situations, there are several factors that
will shift the equilibrium toward
theenolform.The same factors that
stabilize alkenes or alcohols will also stabilize
the enol form. There are two strong factors
and three subtle factors.
1. Aromaticity.Phenols can theoretically exist in their keto
forms, but the enol form is greatly favored due to aromatic
2.Hydrogen Bonding.Nearby hydrogen bond acceptors
stabilize the enol form.When a Lewis basic group is nearby,
the enol form is stabilized by internal hydrogen bonding.
3. Solvent. Solvent can also play an important role in the relative
stability of the enol form. For example, in benzene, the enol form
of 2,4-pentanedione predominates in a 94:6 ratio over the keto
form, whereas the numbers almost reverse completely in water.
Whats going on? In a polar protic solvent like water, the lone
pairs will be involved in hydrogen bonding with the solvent,
making them less available to hydrogen bond with the enol form.
4. Conjugation. systems are a little like Cheerios in
milk: given the choice, they want to connect together
than hang out in isolation. So in the molecule depicted,
the more favorable tautomer will be the one on the left,
where the double bond is a connected by conjugation to
the phenyl.
5. Substitution. In the absence of steric factors,
increasing substitution at carbon will stabilize the enol
form.Enols are alkenes too so any factors that stabilize
alkenes, will stabilize enols as well. All else being equal,
double bonds increase in thermodynamic stability as
substitution is increased. So in the above example, the
enol on the left should be the more stable one. As you
might suspect, all things being equal sounds like a big
caveat. It is all else is rarely equal. But thats a topic
for another day or, more likely, another course.

11- Nomenculature of organic

Resolution of racemic
The separation of aracemateinto its
components, the pure enantiomers, is called a
chiralresolution. There are various methods,
including crystallization, chromatography, and
the use of enzymes.
Conformational analysis
The different spatial arrangments that a
molecule can adopt due to rotation about

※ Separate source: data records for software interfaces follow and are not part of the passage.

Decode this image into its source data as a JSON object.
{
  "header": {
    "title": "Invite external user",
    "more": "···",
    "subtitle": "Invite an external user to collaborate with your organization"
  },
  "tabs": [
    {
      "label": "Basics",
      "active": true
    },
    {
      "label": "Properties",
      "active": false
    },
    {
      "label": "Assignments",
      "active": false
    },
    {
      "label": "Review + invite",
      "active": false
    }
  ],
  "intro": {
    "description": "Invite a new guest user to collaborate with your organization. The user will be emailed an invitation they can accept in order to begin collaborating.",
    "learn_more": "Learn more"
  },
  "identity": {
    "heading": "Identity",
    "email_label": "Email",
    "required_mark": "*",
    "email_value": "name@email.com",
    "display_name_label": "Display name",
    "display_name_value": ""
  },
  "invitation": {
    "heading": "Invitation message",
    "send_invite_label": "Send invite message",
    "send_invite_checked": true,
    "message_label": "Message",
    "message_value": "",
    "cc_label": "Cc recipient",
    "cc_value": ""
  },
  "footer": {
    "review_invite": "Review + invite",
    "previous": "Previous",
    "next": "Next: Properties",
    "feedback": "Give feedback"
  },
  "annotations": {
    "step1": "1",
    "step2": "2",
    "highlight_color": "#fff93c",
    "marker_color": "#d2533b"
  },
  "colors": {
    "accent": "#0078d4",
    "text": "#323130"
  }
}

bonds are calledconformationsand
henceconformationalisomers orconformers.
The study of the energy changes that occur
during these rotations is
calledconformational analysis.